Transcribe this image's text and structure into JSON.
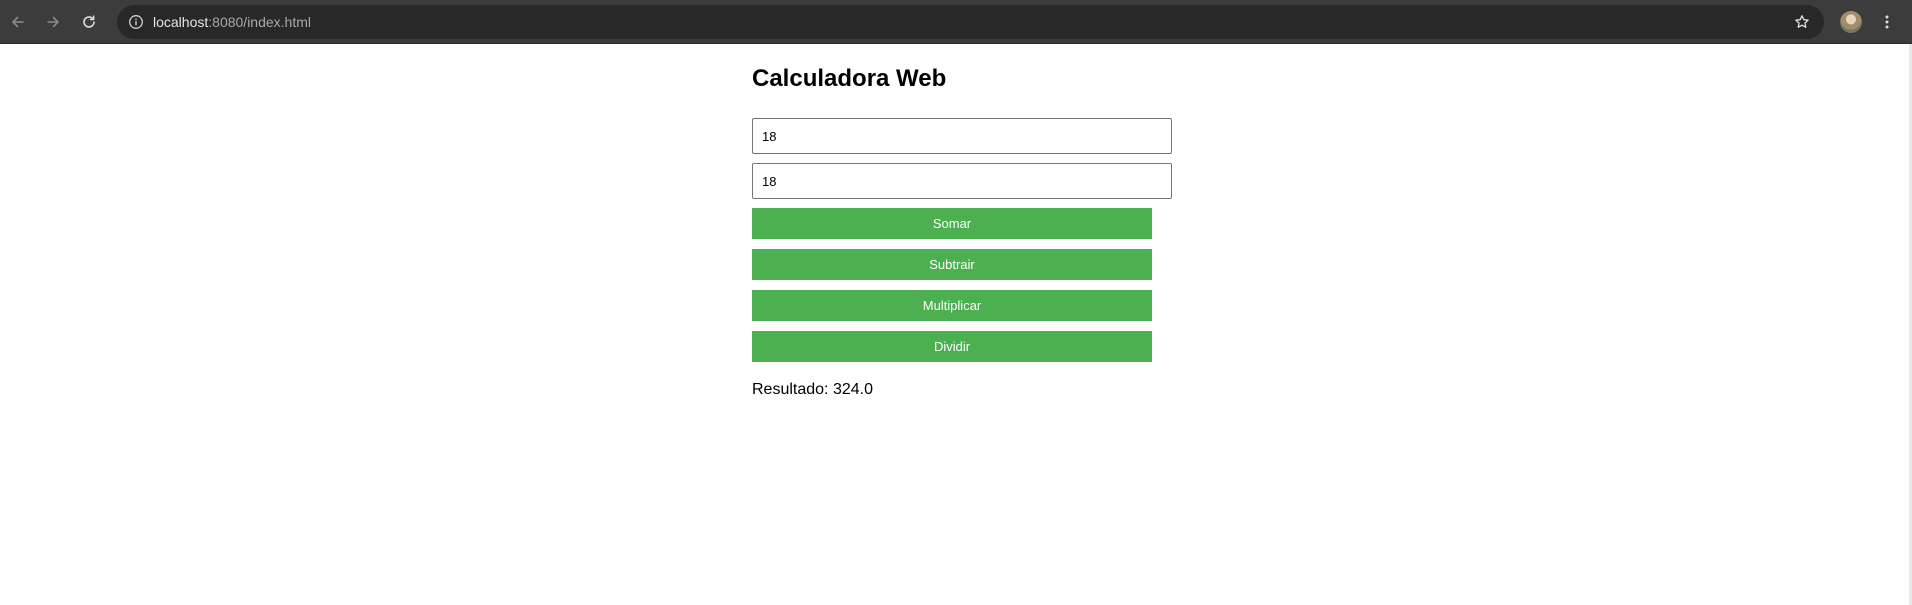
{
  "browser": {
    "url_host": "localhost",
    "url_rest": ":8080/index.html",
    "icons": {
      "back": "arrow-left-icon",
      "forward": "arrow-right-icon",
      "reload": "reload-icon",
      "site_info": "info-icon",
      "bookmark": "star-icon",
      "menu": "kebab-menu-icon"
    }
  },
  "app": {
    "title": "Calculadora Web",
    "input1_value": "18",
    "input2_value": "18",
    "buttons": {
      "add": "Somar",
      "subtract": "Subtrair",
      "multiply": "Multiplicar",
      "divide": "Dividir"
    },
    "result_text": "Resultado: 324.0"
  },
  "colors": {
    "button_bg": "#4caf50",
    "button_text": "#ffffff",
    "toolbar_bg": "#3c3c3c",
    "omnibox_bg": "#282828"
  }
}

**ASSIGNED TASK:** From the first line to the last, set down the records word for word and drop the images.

**ANSWER BOX:**
Transcribe this image's text and structure into JSON.
{
  "browser": {
    "url_host": "localhost",
    "url_rest": ":8080/index.html",
    "icons": {
      "back": "arrow-left-icon",
      "forward": "arrow-right-icon",
      "reload": "reload-icon",
      "site_info": "info-icon",
      "bookmark": "star-icon",
      "menu": "kebab-menu-icon"
    }
  },
  "app": {
    "title": "Calculadora Web",
    "input1_value": "18",
    "input2_value": "18",
    "buttons": {
      "add": "Somar",
      "subtract": "Subtrair",
      "multiply": "Multiplicar",
      "divide": "Dividir"
    },
    "result_text": "Resultado: 324.0"
  },
  "colors": {
    "button_bg": "#4caf50",
    "button_text": "#ffffff",
    "toolbar_bg": "#3c3c3c",
    "omnibox_bg": "#282828"
  }
}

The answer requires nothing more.